◆ **Your task**
State how many lines in the listing below contain the word "image", with no other words.

▶

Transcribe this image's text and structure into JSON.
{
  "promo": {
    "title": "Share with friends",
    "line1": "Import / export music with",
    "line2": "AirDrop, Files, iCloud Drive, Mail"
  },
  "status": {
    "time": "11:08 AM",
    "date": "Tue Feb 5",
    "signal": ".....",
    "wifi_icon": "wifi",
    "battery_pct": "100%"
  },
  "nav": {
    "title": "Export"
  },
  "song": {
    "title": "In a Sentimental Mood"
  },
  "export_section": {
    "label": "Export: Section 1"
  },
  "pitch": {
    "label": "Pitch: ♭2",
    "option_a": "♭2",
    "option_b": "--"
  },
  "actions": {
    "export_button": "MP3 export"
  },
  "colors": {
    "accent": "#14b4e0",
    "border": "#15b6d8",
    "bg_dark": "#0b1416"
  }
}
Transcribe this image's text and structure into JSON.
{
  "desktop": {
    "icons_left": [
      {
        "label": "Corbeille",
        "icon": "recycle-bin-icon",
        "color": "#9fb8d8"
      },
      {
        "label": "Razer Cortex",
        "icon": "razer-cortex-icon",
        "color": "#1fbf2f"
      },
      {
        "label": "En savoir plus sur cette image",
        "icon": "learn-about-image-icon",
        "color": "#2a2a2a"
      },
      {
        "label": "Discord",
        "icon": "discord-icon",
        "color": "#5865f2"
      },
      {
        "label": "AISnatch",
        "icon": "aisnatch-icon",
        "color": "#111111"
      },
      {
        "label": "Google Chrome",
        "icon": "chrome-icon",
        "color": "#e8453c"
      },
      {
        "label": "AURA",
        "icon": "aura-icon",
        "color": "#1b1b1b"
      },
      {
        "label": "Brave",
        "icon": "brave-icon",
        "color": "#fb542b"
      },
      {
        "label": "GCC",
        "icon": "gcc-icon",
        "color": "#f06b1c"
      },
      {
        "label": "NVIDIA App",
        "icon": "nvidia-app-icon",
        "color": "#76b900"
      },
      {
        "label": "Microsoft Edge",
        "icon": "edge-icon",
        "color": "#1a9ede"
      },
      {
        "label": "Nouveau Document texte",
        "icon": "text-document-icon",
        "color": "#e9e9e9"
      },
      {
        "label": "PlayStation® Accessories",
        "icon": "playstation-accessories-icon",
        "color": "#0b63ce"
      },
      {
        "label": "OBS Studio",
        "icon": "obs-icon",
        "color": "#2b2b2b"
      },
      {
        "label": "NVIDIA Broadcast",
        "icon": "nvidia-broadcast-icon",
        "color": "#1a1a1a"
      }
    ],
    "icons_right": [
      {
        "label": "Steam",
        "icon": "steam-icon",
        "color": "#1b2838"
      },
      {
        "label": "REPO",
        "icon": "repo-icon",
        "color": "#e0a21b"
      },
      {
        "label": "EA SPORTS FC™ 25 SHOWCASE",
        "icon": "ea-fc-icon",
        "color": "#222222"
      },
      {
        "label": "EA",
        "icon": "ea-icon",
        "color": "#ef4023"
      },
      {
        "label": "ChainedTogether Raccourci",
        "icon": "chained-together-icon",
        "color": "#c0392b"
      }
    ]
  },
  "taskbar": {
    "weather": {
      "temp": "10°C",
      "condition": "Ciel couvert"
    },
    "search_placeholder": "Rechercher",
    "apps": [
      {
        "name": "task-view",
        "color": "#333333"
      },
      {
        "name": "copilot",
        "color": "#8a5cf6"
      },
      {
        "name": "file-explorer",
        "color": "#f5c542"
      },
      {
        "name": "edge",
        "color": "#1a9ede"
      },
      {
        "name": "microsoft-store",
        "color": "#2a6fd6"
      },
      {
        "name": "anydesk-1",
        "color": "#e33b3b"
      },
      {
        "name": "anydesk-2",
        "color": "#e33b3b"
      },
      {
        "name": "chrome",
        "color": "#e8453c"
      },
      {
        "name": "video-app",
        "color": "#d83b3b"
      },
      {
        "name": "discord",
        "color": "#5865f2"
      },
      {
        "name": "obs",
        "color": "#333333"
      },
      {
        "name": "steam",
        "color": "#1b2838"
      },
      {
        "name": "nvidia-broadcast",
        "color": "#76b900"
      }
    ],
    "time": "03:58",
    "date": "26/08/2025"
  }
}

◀

◆ **Answer space**
4